## ABOUT THIS EXERCISE
Of all the lines in the material, how many carry the string "name"? Respond with the number by itself.

## RECORDED DATA
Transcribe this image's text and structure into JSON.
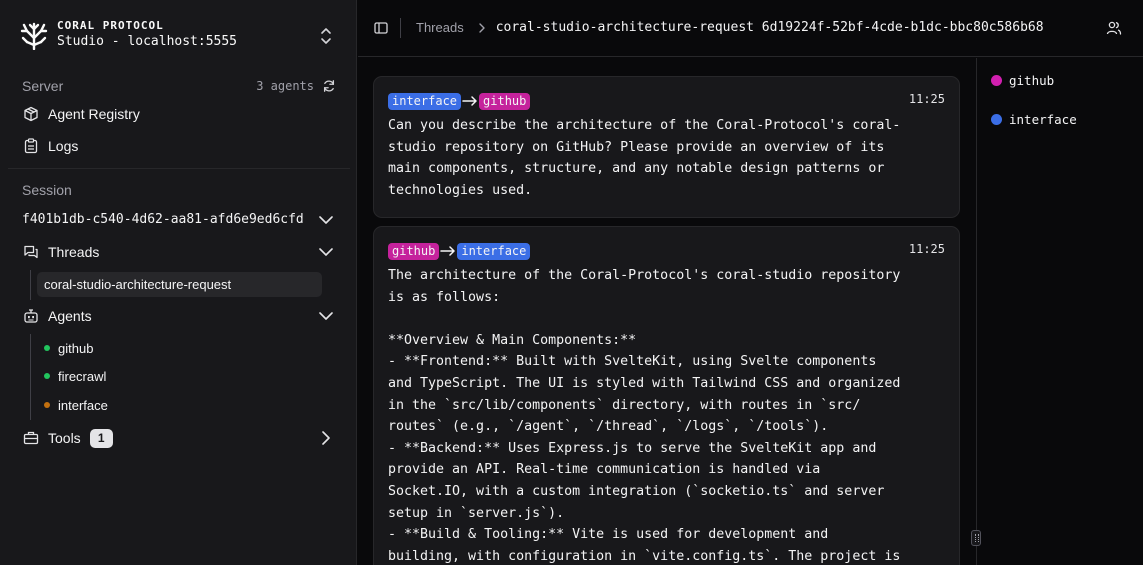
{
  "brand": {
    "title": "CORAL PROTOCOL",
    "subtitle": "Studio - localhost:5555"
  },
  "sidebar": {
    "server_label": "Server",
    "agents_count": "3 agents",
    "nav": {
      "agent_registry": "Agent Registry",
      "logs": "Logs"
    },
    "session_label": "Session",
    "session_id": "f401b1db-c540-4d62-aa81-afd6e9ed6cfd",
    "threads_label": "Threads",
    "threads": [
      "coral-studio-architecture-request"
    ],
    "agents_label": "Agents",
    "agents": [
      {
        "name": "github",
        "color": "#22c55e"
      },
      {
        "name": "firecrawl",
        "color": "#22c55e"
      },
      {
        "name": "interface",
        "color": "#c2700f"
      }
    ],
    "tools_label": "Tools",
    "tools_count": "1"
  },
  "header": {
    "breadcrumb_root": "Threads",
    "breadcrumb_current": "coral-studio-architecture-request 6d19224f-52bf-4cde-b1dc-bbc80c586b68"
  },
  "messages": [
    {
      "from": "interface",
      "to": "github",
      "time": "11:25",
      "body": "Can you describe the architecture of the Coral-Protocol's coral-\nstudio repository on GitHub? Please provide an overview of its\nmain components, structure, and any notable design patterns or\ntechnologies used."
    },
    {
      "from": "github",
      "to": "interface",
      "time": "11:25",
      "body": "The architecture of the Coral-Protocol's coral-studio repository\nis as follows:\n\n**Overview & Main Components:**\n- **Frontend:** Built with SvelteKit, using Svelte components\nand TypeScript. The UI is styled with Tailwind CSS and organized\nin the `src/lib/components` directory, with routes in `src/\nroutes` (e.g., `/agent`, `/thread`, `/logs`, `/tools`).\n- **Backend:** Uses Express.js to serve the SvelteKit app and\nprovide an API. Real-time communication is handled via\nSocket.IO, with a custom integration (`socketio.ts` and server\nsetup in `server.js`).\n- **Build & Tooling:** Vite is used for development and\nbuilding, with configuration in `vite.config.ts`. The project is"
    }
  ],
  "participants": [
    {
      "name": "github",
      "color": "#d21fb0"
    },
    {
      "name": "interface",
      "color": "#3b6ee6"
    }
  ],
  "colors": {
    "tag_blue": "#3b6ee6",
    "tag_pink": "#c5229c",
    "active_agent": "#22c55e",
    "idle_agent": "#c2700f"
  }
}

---

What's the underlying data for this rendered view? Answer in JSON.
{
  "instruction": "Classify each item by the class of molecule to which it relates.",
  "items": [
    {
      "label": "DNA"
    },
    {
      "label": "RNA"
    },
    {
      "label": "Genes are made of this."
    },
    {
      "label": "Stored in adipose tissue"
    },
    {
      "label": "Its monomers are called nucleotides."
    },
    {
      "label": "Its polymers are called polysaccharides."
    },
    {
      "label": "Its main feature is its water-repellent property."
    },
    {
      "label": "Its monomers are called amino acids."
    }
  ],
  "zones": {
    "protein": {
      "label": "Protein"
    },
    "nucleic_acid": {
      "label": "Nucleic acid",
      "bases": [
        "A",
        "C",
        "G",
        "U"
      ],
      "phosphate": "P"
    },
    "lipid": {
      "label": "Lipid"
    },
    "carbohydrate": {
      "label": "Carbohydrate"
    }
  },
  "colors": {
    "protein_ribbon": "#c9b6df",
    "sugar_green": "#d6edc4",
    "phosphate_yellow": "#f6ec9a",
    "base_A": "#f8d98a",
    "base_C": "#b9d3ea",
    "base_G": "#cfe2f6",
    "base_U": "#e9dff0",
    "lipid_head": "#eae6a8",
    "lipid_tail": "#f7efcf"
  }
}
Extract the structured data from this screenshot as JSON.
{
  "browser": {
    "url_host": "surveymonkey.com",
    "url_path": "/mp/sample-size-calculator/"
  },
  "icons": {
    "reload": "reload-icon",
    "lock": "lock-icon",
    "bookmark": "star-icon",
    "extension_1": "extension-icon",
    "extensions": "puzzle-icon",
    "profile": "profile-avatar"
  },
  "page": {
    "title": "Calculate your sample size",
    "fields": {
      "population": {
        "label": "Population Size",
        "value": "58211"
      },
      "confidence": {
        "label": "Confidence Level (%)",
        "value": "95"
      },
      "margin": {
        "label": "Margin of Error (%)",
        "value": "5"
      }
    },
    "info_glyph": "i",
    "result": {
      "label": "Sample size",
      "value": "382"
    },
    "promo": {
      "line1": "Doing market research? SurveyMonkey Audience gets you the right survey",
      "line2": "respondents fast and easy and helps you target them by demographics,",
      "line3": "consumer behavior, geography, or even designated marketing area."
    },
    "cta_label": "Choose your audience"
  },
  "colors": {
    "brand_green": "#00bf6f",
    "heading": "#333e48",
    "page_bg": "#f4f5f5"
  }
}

## YOUR RESPONSE
5